Delaware Rules its Courts Have Authority to Impose Specific Condition on Books and Records Inspection

In United Technologies Corp. v. Treppel, the Delaware Supreme Court held that a Delaware court has the authority to impose a specific condition on a books and records inspection under the Delaware General Corporation Law (DGCL). The condition in question in that case was one that would have said that “any claim, dispute, controversy or causes of action . . . arising out of, relating to, involving or in connection with” the inspection be brought in a Delaware court.

Business owners have many obligations. They have to consider their obligations to customers, to employees, to vendors, and sometimes even to law enforcement. One set of obligations that sometimes gets overlooked, however, is a business’s obligations to the public at large. One such obligation may come in to play when a business is considered a public forum. So the question becomes, when is a California business obligated to allow other members of the community to do things like solicit donations at their business? A recent court decision addressed that very question.

Shopping Center Policy on Solicitation

The Court’s decision was in a case called Donahue Schriber Realty Group, Inc. v. Nu Creation Outreach. The realty group controls the Fig Garden Village shopping center, which is an outdoor shopping center with about sixty retailers. The shopping center has a policy that prohibits the solicitation of donations on shopping center property. Other forms of expressive activity, like collecting signatures for petitions, are allowed but only in a designated “public forum area.” One day, back in 2013, two solicitors for Nu Creation Outreach went to the shopping center and solicited donations for their organization on sidewalk areas adjacent to store entrances within the shopping center.

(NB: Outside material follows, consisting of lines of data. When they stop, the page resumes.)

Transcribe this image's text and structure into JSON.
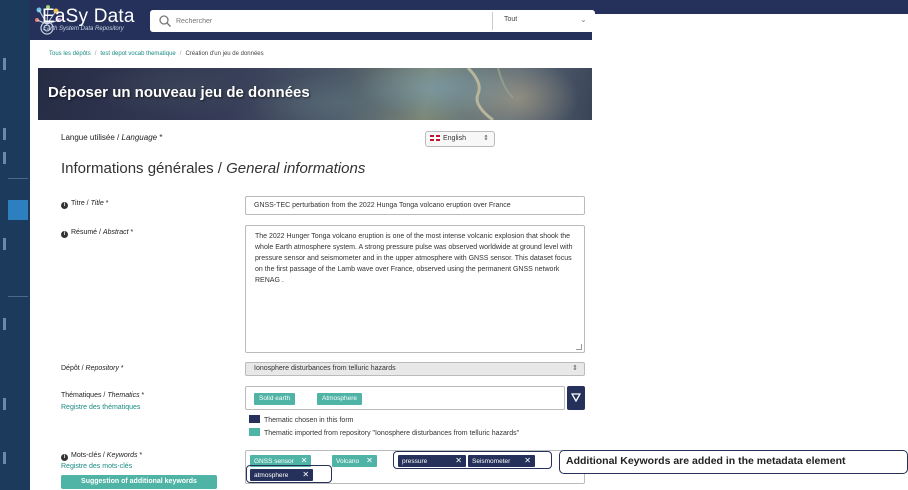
{
  "app": {
    "name": "EaSy Data",
    "tagline": "Earth System Data Repository"
  },
  "search": {
    "placeholder": "Rechercher",
    "scope": "Tout"
  },
  "breadcrumb": {
    "items": [
      "Tous les dépôts",
      "test depot vocab thematique",
      "Création d'un jeu de données"
    ]
  },
  "banner": {
    "title": "Déposer un nouveau jeu de données"
  },
  "form": {
    "language": {
      "label": "Langue utilisée / ",
      "label_en": "Language",
      "required": " *",
      "value": "English"
    },
    "section_title": "Informations générales / ",
    "section_title_en": "General informations",
    "title_field": {
      "label": "Titre / ",
      "label_en": "Title",
      "required": " *",
      "value": "GNSS-TEC perturbation from the 2022 Hunga Tonga volcano eruption over France"
    },
    "abstract_field": {
      "label": "Résumé / ",
      "label_en": "Abstract",
      "required": " *",
      "value": "The 2022 Hunger Tonga volcano eruption is one of the most intense volcanic explosion that shook the whole Earth atmosphere system. A strong pressure pulse was observed worldwide at ground level with pressure sensor and seismometer and in the upper atmosphere with GNSS sensor. This dataset focus on the first passage of the Lamb wave over France, observed using the permanent GNSS network RENAG ."
    },
    "repository_field": {
      "label": "Dépôt / ",
      "label_en": "Repository",
      "required": " *",
      "value": "Ionosphere disturbances from telluric hazards"
    },
    "thematics_field": {
      "label": "Thématiques / ",
      "label_en": "Thematics",
      "required": " *",
      "registry_link": "Registre des thématiques",
      "tags": [
        "Solid earth",
        "Atmosphere"
      ],
      "legend_chosen": "Thematic chosen in this form",
      "legend_imported": "Thematic imported from repository \"Ionosphere disturbances from telluric hazards\""
    },
    "keywords_field": {
      "label": "Mots-clés / ",
      "label_en": "Keywords",
      "required": " *",
      "registry_link": "Registre des mots-clés",
      "suggest_button": "Suggestion of additional keywords",
      "tags_imported": [
        "GNSS sensor",
        "Volcano"
      ],
      "tags_added": [
        "pressure",
        "Seismometer",
        "atmosphere"
      ],
      "remove_glyph": "✕"
    }
  },
  "annotation": "Additional Keywords are added in the metadata element",
  "colors": {
    "header": "#25315a",
    "teal": "#4fb3a6",
    "navy": "#25315a",
    "link": "#1a8a84"
  },
  "icons": {
    "logo": "easy-data-logo-icon",
    "search": "search-icon",
    "dropdown": "dropdown-triangle-icon",
    "info": "info-circle-icon"
  }
}
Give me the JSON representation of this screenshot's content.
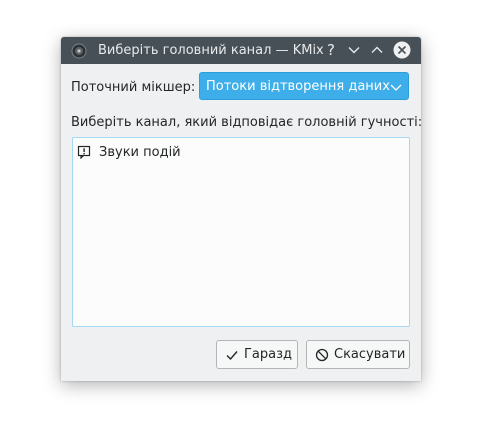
{
  "window": {
    "title": "Виберіть головний канал — KMix",
    "help_symbol": "?"
  },
  "mixer": {
    "label": "Поточний мікшер:",
    "selected": "Потоки відтворення даних"
  },
  "channels": {
    "label": "Виберіть канал, який відповідає головній гучності:",
    "items": [
      {
        "label": "Звуки подій"
      }
    ]
  },
  "buttons": {
    "ok_label": "Гаразд",
    "cancel_label": "Скасувати"
  },
  "colors": {
    "titlebar": "#475057",
    "accent": "#3daee9",
    "window_bg": "#eff0f1"
  }
}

The next day six to eight solicitors from the organization showed up and started soliciting donations. Shopping center representatives explained the policy and asked the solicitors to leave, but they refused. The shopping center then called the police, but the police refused to arrest the solicitors without a court order.

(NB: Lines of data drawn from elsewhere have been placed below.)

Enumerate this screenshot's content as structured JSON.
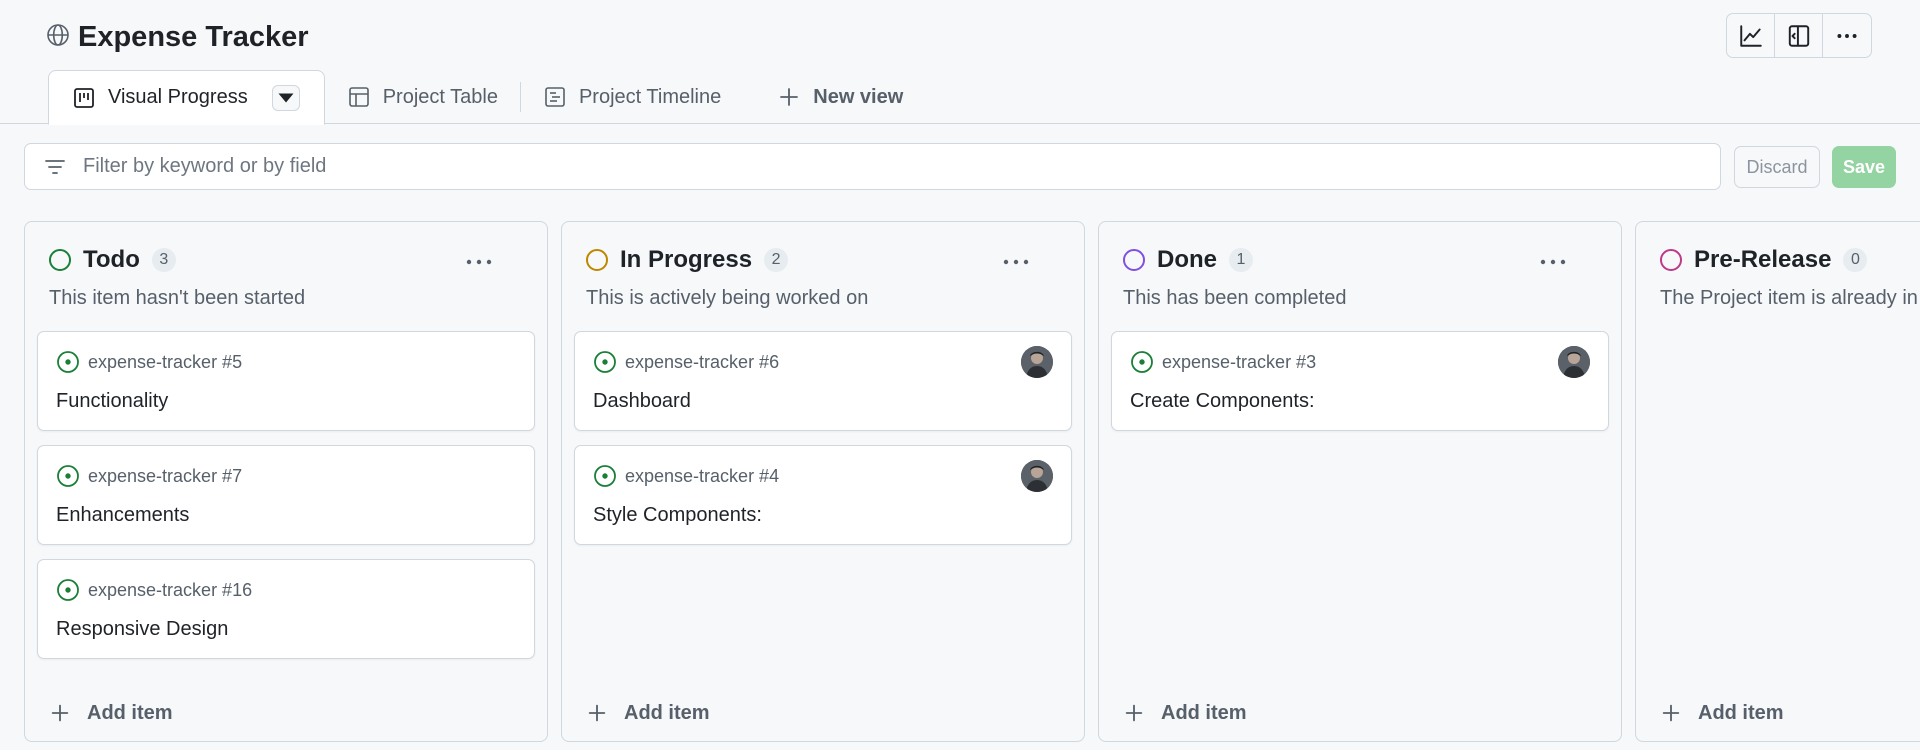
{
  "project": {
    "title": "Expense Tracker",
    "icon": "globe-icon"
  },
  "top_actions": [
    {
      "name": "insights-icon"
    },
    {
      "name": "side-panel-icon"
    },
    {
      "name": "kebab-icon"
    }
  ],
  "tabs": [
    {
      "label": "Visual Progress",
      "icon": "board-icon",
      "active": true
    },
    {
      "label": "Project Table",
      "icon": "table-icon",
      "active": false
    },
    {
      "label": "Project Timeline",
      "icon": "roadmap-icon",
      "active": false
    },
    {
      "label": "New view",
      "icon": "plus-icon",
      "active": false
    }
  ],
  "filter": {
    "placeholder": "Filter by keyword or by field",
    "value": ""
  },
  "buttons": {
    "discard": "Discard",
    "save": "Save"
  },
  "columns": [
    {
      "name": "Todo",
      "count": "3",
      "color": "#1a7f37",
      "description": "This item hasn't been started",
      "add_label": "Add item",
      "cards": [
        {
          "ref": "expense-tracker #5",
          "title": "Functionality"
        },
        {
          "ref": "expense-tracker #7",
          "title": "Enhancements"
        },
        {
          "ref": "expense-tracker #16",
          "title": "Responsive Design"
        }
      ]
    },
    {
      "name": "In Progress",
      "count": "2",
      "color": "#bf8700",
      "description": "This is actively being worked on",
      "add_label": "Add item",
      "cards": [
        {
          "ref": "expense-tracker #6",
          "title": "Dashboard"
        },
        {
          "ref": "expense-tracker #4",
          "title": "Style Components:"
        }
      ]
    },
    {
      "name": "Done",
      "count": "1",
      "color": "#8250df",
      "description": "This has been completed",
      "add_label": "Add item",
      "cards": [
        {
          "ref": "expense-tracker #3",
          "title": "Create Components:"
        }
      ]
    },
    {
      "name": "Pre-Release",
      "count": "0",
      "color": "#bf3989",
      "description": "The Project item is already in",
      "add_label": "Add item",
      "cards": []
    }
  ]
}
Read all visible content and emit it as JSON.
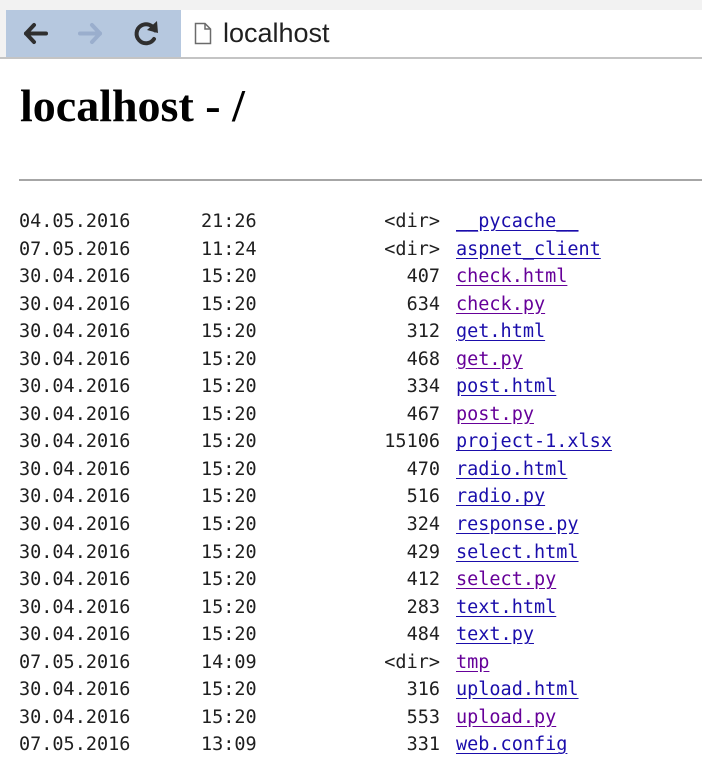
{
  "browser": {
    "back_icon": "arrow-left-icon",
    "forward_icon": "arrow-right-icon",
    "reload_icon": "reload-icon",
    "page_icon": "page-icon",
    "address": "localhost"
  },
  "page": {
    "title": "localhost - /"
  },
  "colors": {
    "link": "#1a0dab",
    "visited": "#660099"
  },
  "listing": [
    {
      "date": "04.05.2016",
      "time": "21:26",
      "size": "<dir>",
      "name": "__pycache__",
      "visited": false
    },
    {
      "date": "07.05.2016",
      "time": "11:24",
      "size": "<dir>",
      "name": "aspnet_client",
      "visited": false
    },
    {
      "date": "30.04.2016",
      "time": "15:20",
      "size": "407",
      "name": "check.html",
      "visited": true
    },
    {
      "date": "30.04.2016",
      "time": "15:20",
      "size": "634",
      "name": "check.py",
      "visited": true
    },
    {
      "date": "30.04.2016",
      "time": "15:20",
      "size": "312",
      "name": "get.html",
      "visited": false
    },
    {
      "date": "30.04.2016",
      "time": "15:20",
      "size": "468",
      "name": "get.py",
      "visited": true
    },
    {
      "date": "30.04.2016",
      "time": "15:20",
      "size": "334",
      "name": "post.html",
      "visited": false
    },
    {
      "date": "30.04.2016",
      "time": "15:20",
      "size": "467",
      "name": "post.py",
      "visited": true
    },
    {
      "date": "30.04.2016",
      "time": "15:20",
      "size": "15106",
      "name": "project-1.xlsx",
      "visited": false
    },
    {
      "date": "30.04.2016",
      "time": "15:20",
      "size": "470",
      "name": "radio.html",
      "visited": false
    },
    {
      "date": "30.04.2016",
      "time": "15:20",
      "size": "516",
      "name": "radio.py",
      "visited": false
    },
    {
      "date": "30.04.2016",
      "time": "15:20",
      "size": "324",
      "name": "response.py",
      "visited": false
    },
    {
      "date": "30.04.2016",
      "time": "15:20",
      "size": "429",
      "name": "select.html",
      "visited": false
    },
    {
      "date": "30.04.2016",
      "time": "15:20",
      "size": "412",
      "name": "select.py",
      "visited": true
    },
    {
      "date": "30.04.2016",
      "time": "15:20",
      "size": "283",
      "name": "text.html",
      "visited": false
    },
    {
      "date": "30.04.2016",
      "time": "15:20",
      "size": "484",
      "name": "text.py",
      "visited": false
    },
    {
      "date": "07.05.2016",
      "time": "14:09",
      "size": "<dir>",
      "name": "tmp",
      "visited": true
    },
    {
      "date": "30.04.2016",
      "time": "15:20",
      "size": "316",
      "name": "upload.html",
      "visited": false
    },
    {
      "date": "30.04.2016",
      "time": "15:20",
      "size": "553",
      "name": "upload.py",
      "visited": true
    },
    {
      "date": "07.05.2016",
      "time": "13:09",
      "size": "331",
      "name": "web.config",
      "visited": false
    }
  ]
}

Starting your own business can be daunting. There can be a seemingly endless list of things you have to consider and decisions you have to make. One of those decisions is whether you are going to strike out with your own concept, or whether you are going to enter into a franchise agreement to become a part of a larger business that already has a proven track record. If you go the franchise route, you will have to sign a mostly binding franchise agreement–a sometimes long and sometimes quite complicated document that should be reviewed by an experienced lawyer. I say “mostly binding” because a California court held that one common part of these agreements is not enforceable in California.

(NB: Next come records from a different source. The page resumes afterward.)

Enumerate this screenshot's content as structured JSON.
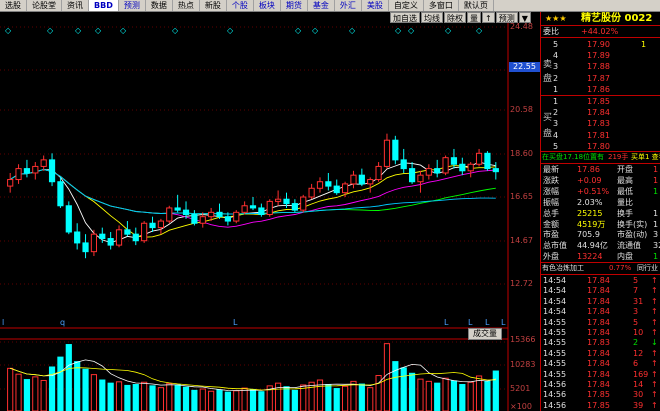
{
  "toolbar": [
    {
      "label": "选股",
      "style": ""
    },
    {
      "label": "论股堂",
      "style": ""
    },
    {
      "label": "资讯",
      "style": ""
    },
    {
      "label": "BBD",
      "style": "active"
    },
    {
      "label": "预测",
      "style": "blue"
    },
    {
      "label": "数据",
      "style": ""
    },
    {
      "label": "热点",
      "style": ""
    },
    {
      "label": "新股",
      "style": ""
    },
    {
      "label": "个股",
      "style": "blue"
    },
    {
      "label": "板块",
      "style": "blue"
    },
    {
      "label": "期货",
      "style": "blue"
    },
    {
      "label": "基金",
      "style": "blue"
    },
    {
      "label": "外汇",
      "style": "blue"
    },
    {
      "label": "美股",
      "style": "blue"
    },
    {
      "label": "自定义",
      "style": ""
    },
    {
      "label": "多窗口",
      "style": ""
    },
    {
      "label": "默认页",
      "style": ""
    }
  ],
  "chart_tools": [
    "加自选",
    "均线",
    "除权",
    "量",
    "↑",
    "预测",
    "▼"
  ],
  "price_axis": [
    "24.48",
    "22.55",
    "20.58",
    "18.60",
    "16.65",
    "14.67",
    "12.72"
  ],
  "price_highlight": "22.55",
  "volume_axis": [
    "15366",
    "10283",
    "5201",
    "×100"
  ],
  "volume_label": "成交量",
  "top_markers": [
    "◇",
    "◇",
    "◇",
    "◇",
    "◇",
    "◇",
    "◇",
    "◇",
    "◇",
    "◇",
    "◇",
    "◇",
    "◇",
    "◇"
  ],
  "bottom_markers": [
    "l",
    "q",
    "L",
    "L",
    "L",
    "L",
    "L"
  ],
  "colors": {
    "up": "#ff3030",
    "down": "#00ffff",
    "ma5": "#ffffff",
    "ma10": "#ffff00",
    "ma20": "#ff00ff",
    "ma60": "#00ff00",
    "ma120": "#00c8ff"
  },
  "chart_data": {
    "type": "candlestick",
    "ylim": [
      12.72,
      24.48
    ],
    "candles": [
      [
        17.2,
        17.8,
        16.9,
        17.5
      ],
      [
        17.5,
        18.2,
        17.3,
        18.0
      ],
      [
        18.0,
        18.4,
        17.6,
        17.8
      ],
      [
        17.8,
        18.3,
        17.5,
        18.1
      ],
      [
        18.1,
        18.6,
        17.9,
        18.4
      ],
      [
        18.4,
        18.7,
        17.2,
        17.4
      ],
      [
        17.4,
        17.6,
        16.2,
        16.3
      ],
      [
        16.3,
        16.5,
        15.0,
        15.1
      ],
      [
        15.1,
        15.5,
        14.3,
        14.6
      ],
      [
        14.6,
        15.0,
        13.9,
        14.2
      ],
      [
        14.2,
        15.2,
        14.0,
        15.0
      ],
      [
        15.0,
        15.3,
        14.6,
        14.8
      ],
      [
        14.8,
        15.1,
        14.3,
        14.5
      ],
      [
        14.5,
        15.4,
        14.4,
        15.2
      ],
      [
        15.2,
        15.6,
        14.9,
        15.0
      ],
      [
        15.0,
        15.3,
        14.5,
        14.7
      ],
      [
        14.7,
        15.6,
        14.6,
        15.5
      ],
      [
        15.5,
        15.8,
        15.1,
        15.3
      ],
      [
        15.3,
        15.7,
        15.0,
        15.6
      ],
      [
        15.6,
        16.3,
        15.5,
        16.2
      ],
      [
        16.2,
        16.8,
        16.0,
        16.1
      ],
      [
        16.1,
        16.5,
        15.7,
        15.9
      ],
      [
        15.9,
        16.1,
        15.4,
        15.5
      ],
      [
        15.5,
        16.0,
        15.3,
        15.8
      ],
      [
        15.8,
        16.2,
        15.6,
        16.0
      ],
      [
        16.0,
        16.4,
        15.7,
        15.8
      ],
      [
        15.8,
        16.0,
        15.4,
        15.6
      ],
      [
        15.6,
        16.1,
        15.5,
        16.0
      ],
      [
        16.0,
        16.5,
        15.9,
        16.3
      ],
      [
        16.3,
        16.7,
        16.1,
        16.2
      ],
      [
        16.2,
        16.4,
        15.8,
        15.9
      ],
      [
        15.9,
        16.6,
        15.8,
        16.5
      ],
      [
        16.5,
        17.0,
        16.3,
        16.6
      ],
      [
        16.6,
        16.9,
        16.2,
        16.4
      ],
      [
        16.4,
        16.6,
        16.0,
        16.1
      ],
      [
        16.1,
        16.8,
        16.0,
        16.7
      ],
      [
        16.7,
        17.3,
        16.6,
        17.1
      ],
      [
        17.1,
        17.6,
        16.9,
        17.4
      ],
      [
        17.4,
        17.8,
        17.0,
        17.2
      ],
      [
        17.2,
        17.5,
        16.8,
        16.9
      ],
      [
        16.9,
        17.4,
        16.7,
        17.3
      ],
      [
        17.3,
        17.9,
        17.1,
        17.7
      ],
      [
        17.7,
        18.0,
        17.2,
        17.3
      ],
      [
        17.3,
        17.6,
        16.9,
        17.5
      ],
      [
        17.5,
        18.3,
        17.4,
        18.1
      ],
      [
        18.1,
        19.6,
        18.0,
        19.3
      ],
      [
        19.3,
        19.5,
        18.2,
        18.4
      ],
      [
        18.4,
        18.9,
        17.8,
        18.0
      ],
      [
        18.0,
        18.3,
        17.3,
        17.4
      ],
      [
        17.4,
        17.9,
        16.9,
        17.7
      ],
      [
        17.7,
        18.2,
        17.5,
        18.0
      ],
      [
        18.0,
        18.4,
        17.6,
        17.8
      ],
      [
        17.8,
        18.6,
        17.7,
        18.5
      ],
      [
        18.5,
        18.9,
        18.0,
        18.2
      ],
      [
        18.2,
        18.5,
        17.7,
        17.9
      ],
      [
        17.9,
        18.3,
        17.6,
        18.2
      ],
      [
        18.2,
        18.9,
        18.1,
        18.7
      ],
      [
        18.7,
        18.8,
        17.9,
        18.0
      ],
      [
        18.0,
        18.3,
        17.5,
        17.86
      ]
    ],
    "volumes": [
      9500,
      8200,
      7000,
      7600,
      6800,
      9800,
      12000,
      14800,
      11000,
      9300,
      8100,
      6900,
      6200,
      6500,
      5700,
      5900,
      6400,
      5600,
      5200,
      6100,
      5800,
      5300,
      4600,
      4900,
      4400,
      4700,
      4200,
      4500,
      5100,
      4800,
      4300,
      5600,
      6200,
      5400,
      4600,
      5800,
      6400,
      6900,
      5900,
      5000,
      5500,
      6600,
      6000,
      5200,
      7900,
      15000,
      11000,
      9600,
      8400,
      7100,
      6600,
      6200,
      7300,
      6700,
      5900,
      6400,
      7800,
      6600,
      8900
    ],
    "series": [
      {
        "name": "MA5",
        "values": []
      },
      {
        "name": "MA10",
        "values": []
      },
      {
        "name": "MA20",
        "values": []
      },
      {
        "name": "MA60",
        "values": []
      }
    ]
  },
  "panel": {
    "stars": "★★★",
    "name": "精艺股份 0022",
    "weibi_label": "委比",
    "weibi_value": "+44.02%",
    "sell_label_1": "卖",
    "sell_label_2": "盘",
    "buy_label_1": "买",
    "buy_label_2": "盘",
    "sell": [
      {
        "n": "5",
        "p": "17.90",
        "v": "1"
      },
      {
        "n": "4",
        "p": "17.89",
        "v": ""
      },
      {
        "n": "3",
        "p": "17.88",
        "v": ""
      },
      {
        "n": "2",
        "p": "17.87",
        "v": ""
      },
      {
        "n": "1",
        "p": "17.86",
        "v": ""
      }
    ],
    "buy": [
      {
        "n": "1",
        "p": "17.85",
        "v": ""
      },
      {
        "n": "2",
        "p": "17.84",
        "v": ""
      },
      {
        "n": "3",
        "p": "17.83",
        "v": ""
      },
      {
        "n": "4",
        "p": "17.81",
        "v": ""
      },
      {
        "n": "5",
        "p": "17.80",
        "v": ""
      }
    ],
    "tag_line_left": "在买盘17.18位置有",
    "tag_line_mid": "219手",
    "tag_line_right": "买单1 查看",
    "stats": [
      {
        "l": "最新",
        "v": "17.86",
        "vc": "red",
        "l2": "开盘",
        "v2": "1",
        "v2c": "red"
      },
      {
        "l": "涨跌",
        "v": "+0.09",
        "vc": "red",
        "l2": "最高",
        "v2": "1",
        "v2c": "red"
      },
      {
        "l": "涨幅",
        "v": "+0.51%",
        "vc": "red",
        "l2": "最低",
        "v2": "1",
        "v2c": "green"
      },
      {
        "l": "振幅",
        "v": "2.03%",
        "vc": "white",
        "l2": "量比",
        "v2": "",
        "v2c": "white"
      },
      {
        "l": "总手",
        "v": "25215",
        "vc": "yellow",
        "l2": "换手",
        "v2": "1",
        "v2c": "white"
      },
      {
        "l": "金额",
        "v": "4519万",
        "vc": "yellow",
        "l2": "换手(实)",
        "v2": "1",
        "v2c": "white"
      },
      {
        "l": "市盈",
        "v": "705.9",
        "vc": "white",
        "l2": "市盈(动)",
        "v2": "3",
        "v2c": "white"
      },
      {
        "l": "总市值",
        "v": "44.94亿",
        "vc": "white",
        "l2": "流通值",
        "v2": "32.",
        "v2c": "white"
      },
      {
        "l": "外盘",
        "v": "13224",
        "vc": "red",
        "l2": "内盘",
        "v2": "1",
        "v2c": "green"
      }
    ],
    "industry_left": "有色冶炼加工",
    "industry_mid": "0.77%",
    "industry_right": "同行业",
    "ticks": [
      {
        "t": "14:54",
        "p": "17.84",
        "v": "5",
        "d": "up"
      },
      {
        "t": "14:54",
        "p": "17.84",
        "v": "7",
        "d": "up"
      },
      {
        "t": "14:54",
        "p": "17.84",
        "v": "31",
        "d": "up"
      },
      {
        "t": "14:54",
        "p": "17.84",
        "v": "3",
        "d": "up"
      },
      {
        "t": "14:55",
        "p": "17.84",
        "v": "5",
        "d": "up"
      },
      {
        "t": "14:55",
        "p": "17.84",
        "v": "10",
        "d": "up"
      },
      {
        "t": "14:55",
        "p": "17.83",
        "v": "2",
        "d": "dn"
      },
      {
        "t": "14:55",
        "p": "17.84",
        "v": "12",
        "d": "up"
      },
      {
        "t": "14:55",
        "p": "17.84",
        "v": "6",
        "d": "up"
      },
      {
        "t": "14:55",
        "p": "17.84",
        "v": "169",
        "d": "up"
      },
      {
        "t": "14:56",
        "p": "17.84",
        "v": "14",
        "d": "up"
      },
      {
        "t": "14:56",
        "p": "17.85",
        "v": "30",
        "d": "up"
      },
      {
        "t": "14:56",
        "p": "17.85",
        "v": "39",
        "d": "up"
      }
    ]
  }
}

Frango Grille USA Inc., v. Pepe’s Franchising Ltd.

The case in which the Court made this decision is Frango Grille USA Inc., v. Pepe’s Franchising Ltd. Pepe’s Franchising is a company from the United Kingdom that grants aspiring business people the right to operate and franchise Pepe’s restaurant. Last year, Pepe’s Franchising entered into such an agreement with Frango Grille which gave Frango Grille the right to operate Pepe’s restaurants in California. Then, this year Frango sent a letter to Pepe’s saying it wanted to end the agreement. Frango also sued Pepe’s in Los Angeles, making allegations that had to do with breaches of franchise law.